    Describing Christ as an outspoken critic of the occupying Roman Army, he referred to the command to “love your enemies” as ultimately an act of self protection, one that could interrupt the cycle of violence.  He ended with the Golden Rule and an exhortation to the Marines to “think for yourself.”

    The next day two email messages stood out against the usual inbox clutter. 

    One was from a local VFP member who, as a 15 year-old was drafted into the German Army in the closing days of WWII, then emigrated to the U.S. just in time to be drafted into the U.S. Army and sent to Korea.  He wrote:  “Our troops are in Iraq engaged in an illegal war and they are there to kill Iraqis…At the Nuremberg war crimes trial, the Nazi war criminals who perpetrated the kind of illegal aggression that we are now guilty of against Iraq were found guilty and hanged. The soldiers who carried out these crimes against the civilian population were also found guilty. The fact that they followed orders was not then an admissible defense, nor should it be now…Some of us think if we just pay lip service to the idea of supporting our troops in time of war, we will be less severely criticized by the super patriots as being unpatriotic.
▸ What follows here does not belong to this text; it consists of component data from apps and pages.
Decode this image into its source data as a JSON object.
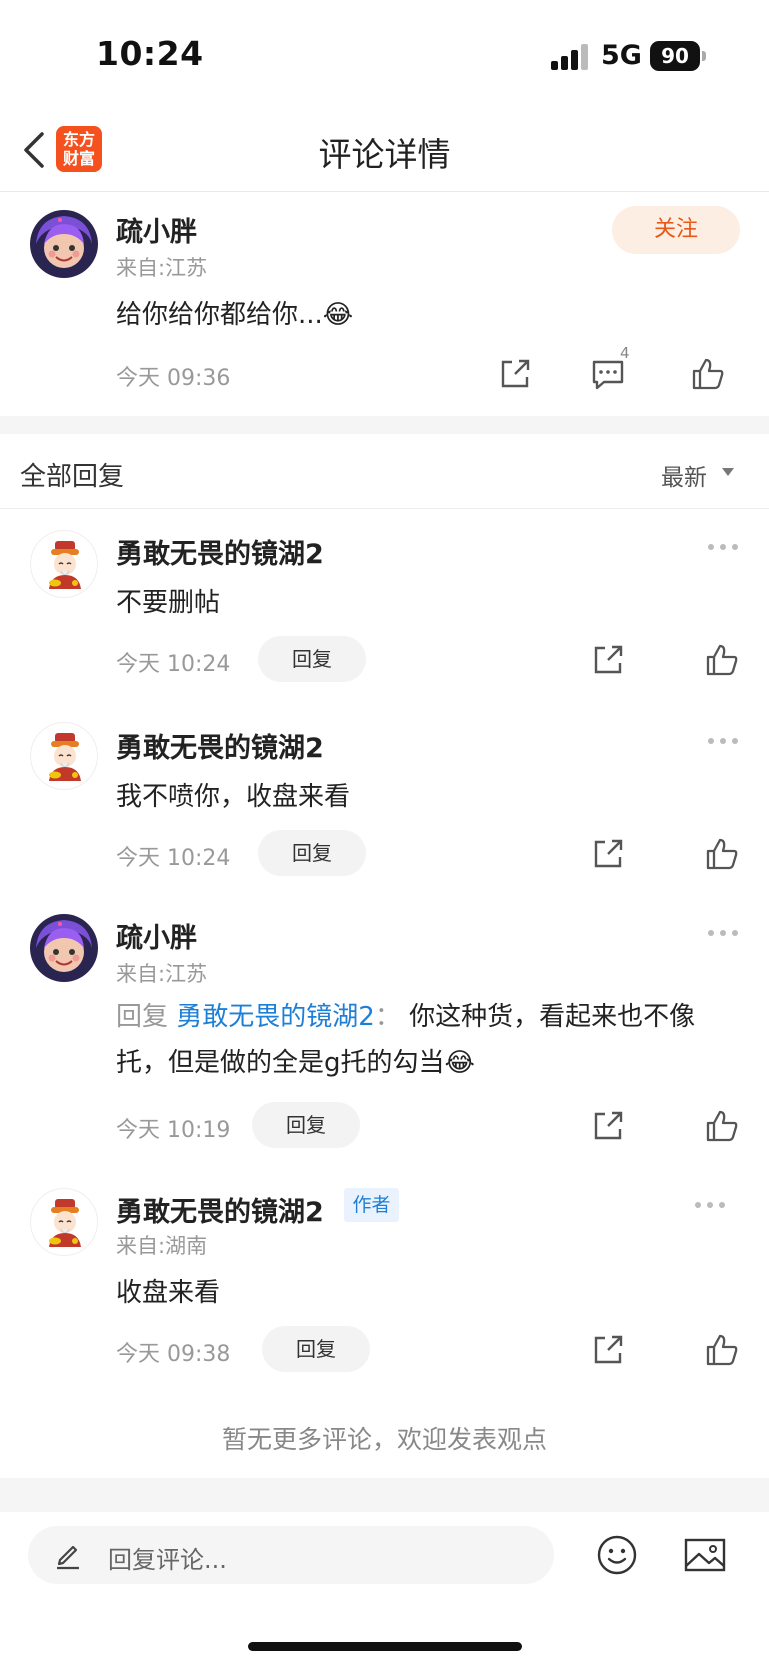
{
  "status_bar": {
    "time": "10:24",
    "network": "5G",
    "battery": "90"
  },
  "header": {
    "title": "评论详情",
    "logo_text": "东方财富"
  },
  "main_comment": {
    "user": "疏小胖",
    "location": "来自:江苏",
    "follow_label": "关注",
    "text": "给你给你都给你...😂",
    "time": "今天 09:36",
    "comment_count": "4"
  },
  "replies_section": {
    "title": "全部回复",
    "sort": "最新"
  },
  "replies": [
    {
      "user": "勇敢无畏的镜湖2",
      "text": "不要删帖",
      "time": "今天 10:24",
      "reply_label": "回复"
    },
    {
      "user": "勇敢无畏的镜湖2",
      "text": "我不喷你，收盘来看",
      "time": "今天 10:24",
      "reply_label": "回复"
    },
    {
      "user": "疏小胖",
      "location": "来自:江苏",
      "reply_prefix": "回复",
      "mention": "勇敢无畏的镜湖2",
      "colon": "：",
      "text": "你这种货，看起来也不像托，但是做的全是g托的勾当😂",
      "time": "今天 10:19",
      "reply_label": "回复"
    },
    {
      "user": "勇敢无畏的镜湖2",
      "badge": "作者",
      "location": "来自:湖南",
      "text": "收盘来看",
      "time": "今天 09:38",
      "reply_label": "回复"
    }
  ],
  "end_note": "暂无更多评论，欢迎发表观点",
  "bottom_bar": {
    "placeholder": "回复评论..."
  }
}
It won't work and it distorts our purpose of calling an end to an illegal, murderous invasion of another country.”

    Another was from a University of Toledo student, a veteran of picket lines and civil disobedience arrests, who asked “Why exactly do we support the troops?…Activists have said the troops are fighting willingly in an unjust war…the likelihood of us changing the minds of the Republican troops is about the same as Karl Rove convincing us to become neo-conservative.”

    Added to those critiques is the following anecdote.  Walking downtown the day after the protest, a City streets worker dashed across the road to shake my hand and say, “thanks for what you’re doing to get our troops home.”

    That comment represented the kind of response I hoped our message would elicit from the “persuadable middle” of public opinion.  The response I hoped for from young soldiers was based on what I remembered as a teenager during the Viet Nam war.

    In those volatile days I alternated between being a conscientious objector and following John Wayne’s example of serving my country – joining the Marines to fight the commies.  Remembering those days, it was easy to put myself in the place of young reservists, quite possibly bound for Iraq, and wonder if any of them were similarly conflicted.  My hope was that a compassionate message, delivered in familiar language, might be heard by one of the Marines beginning to ask “what the hell am I doing here?”  Falling on fertile ground, the message might grow into a decision by one of the reservists, or a local GI who saw us on the 6 o’clock news last weekend, to join the growing number of soldiers refusing to fight in Iraq. 

    This leads to the larger question of whether the peace movement can ethically construct a message – and deliver it at appropriate times – that is not about how we feel about the war, but how soldiers and our neighbors in the persuadable middle feel about it?  It’s high time we undertook this discussion.

    Mike Ferner is a former Navy Hospital Corpsman and a member of Veterans for Peace.  He spent three months in Iraq, before and after the U.S. invasion, and is writing a book about his experiences.